  2. "The other thing we did was a lot less scientific: I asked folks at various wikis what their “edit abandonment rate” is. In other words, of all the people who press edit, what % end up pressing save? What we found is that on wikiHow about 30% of edits get saved, so we have 70% edit abandonment. The founder of Wikitravel told me at one point that they have 90% edit abandonment, and they use standard MediaWiki. Erik Zachte said 16 to 25% for Wikipedia. At Wikia – they added WYSIWIG and save rate went up to 80-90%."

He also mentioned that communication tools have helped create a "friendly, open, welcoming, pleasant place to collaborate":
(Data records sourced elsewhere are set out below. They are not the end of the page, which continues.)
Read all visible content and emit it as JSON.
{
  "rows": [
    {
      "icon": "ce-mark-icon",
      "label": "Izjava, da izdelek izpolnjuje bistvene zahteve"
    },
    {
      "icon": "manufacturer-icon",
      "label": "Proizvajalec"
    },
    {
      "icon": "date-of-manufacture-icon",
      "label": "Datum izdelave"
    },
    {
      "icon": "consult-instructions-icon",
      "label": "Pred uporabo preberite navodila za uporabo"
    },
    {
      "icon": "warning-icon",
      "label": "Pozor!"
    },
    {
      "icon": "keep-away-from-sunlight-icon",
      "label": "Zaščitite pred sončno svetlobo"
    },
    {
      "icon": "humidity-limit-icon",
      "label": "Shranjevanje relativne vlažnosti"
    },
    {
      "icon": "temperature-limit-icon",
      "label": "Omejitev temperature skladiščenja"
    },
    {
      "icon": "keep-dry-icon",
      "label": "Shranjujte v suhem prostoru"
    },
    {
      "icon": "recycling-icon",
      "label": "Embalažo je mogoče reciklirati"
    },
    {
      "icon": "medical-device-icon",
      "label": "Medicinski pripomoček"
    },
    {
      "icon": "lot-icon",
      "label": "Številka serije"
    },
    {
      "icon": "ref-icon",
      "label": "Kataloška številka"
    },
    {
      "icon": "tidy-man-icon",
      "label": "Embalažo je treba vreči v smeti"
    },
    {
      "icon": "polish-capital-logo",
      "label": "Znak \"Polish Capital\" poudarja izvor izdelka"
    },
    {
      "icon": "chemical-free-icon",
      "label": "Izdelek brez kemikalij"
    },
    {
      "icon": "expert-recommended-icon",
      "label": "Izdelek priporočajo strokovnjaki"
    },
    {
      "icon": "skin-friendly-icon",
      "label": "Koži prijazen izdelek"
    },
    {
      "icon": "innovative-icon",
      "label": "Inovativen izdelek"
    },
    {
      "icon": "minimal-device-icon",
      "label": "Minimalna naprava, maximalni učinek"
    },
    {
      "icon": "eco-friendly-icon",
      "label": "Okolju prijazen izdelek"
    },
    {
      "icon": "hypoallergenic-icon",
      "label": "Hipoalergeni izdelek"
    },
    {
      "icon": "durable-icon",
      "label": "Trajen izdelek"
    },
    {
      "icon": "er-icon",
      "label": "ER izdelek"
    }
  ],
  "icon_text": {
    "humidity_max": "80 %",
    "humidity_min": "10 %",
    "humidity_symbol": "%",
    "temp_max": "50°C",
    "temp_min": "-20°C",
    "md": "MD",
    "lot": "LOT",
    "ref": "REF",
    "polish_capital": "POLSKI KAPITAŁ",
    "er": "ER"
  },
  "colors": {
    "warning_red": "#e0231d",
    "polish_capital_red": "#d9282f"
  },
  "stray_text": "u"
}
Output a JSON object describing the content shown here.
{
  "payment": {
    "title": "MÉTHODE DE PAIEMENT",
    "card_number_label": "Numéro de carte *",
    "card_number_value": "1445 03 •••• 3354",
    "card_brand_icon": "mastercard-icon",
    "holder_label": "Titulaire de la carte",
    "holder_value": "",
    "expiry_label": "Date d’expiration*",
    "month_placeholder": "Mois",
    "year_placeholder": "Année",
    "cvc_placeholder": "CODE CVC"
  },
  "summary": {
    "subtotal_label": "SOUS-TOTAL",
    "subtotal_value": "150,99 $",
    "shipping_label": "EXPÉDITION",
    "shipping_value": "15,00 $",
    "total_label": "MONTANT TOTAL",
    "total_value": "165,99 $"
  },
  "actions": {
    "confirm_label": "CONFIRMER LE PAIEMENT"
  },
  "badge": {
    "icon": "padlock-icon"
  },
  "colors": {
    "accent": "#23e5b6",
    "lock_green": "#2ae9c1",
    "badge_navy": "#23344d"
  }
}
  • "We try to build tools to make it so that people can communicate more. For example our talk pages are more usable for the average internet user. It’s a big comment box. We’ve also tried to enable that into other aspects as well. Recent changes patrol – you can leave editors messages without ever leaving recent changes. If you have editors actually communicating, it stops feeling like a video game and more like collaboration."


Simplify basic editing

Simplify templates

Simplify research and citation

Simplify processes (peer review, AFD, MFD)

Make it easier to find work to do

Simplify discussion pages

Improve tools to monitor article status and history

Simplify picture/media uploads

Sandbox or restrict tricky features


Control panels

General requests for interface improvements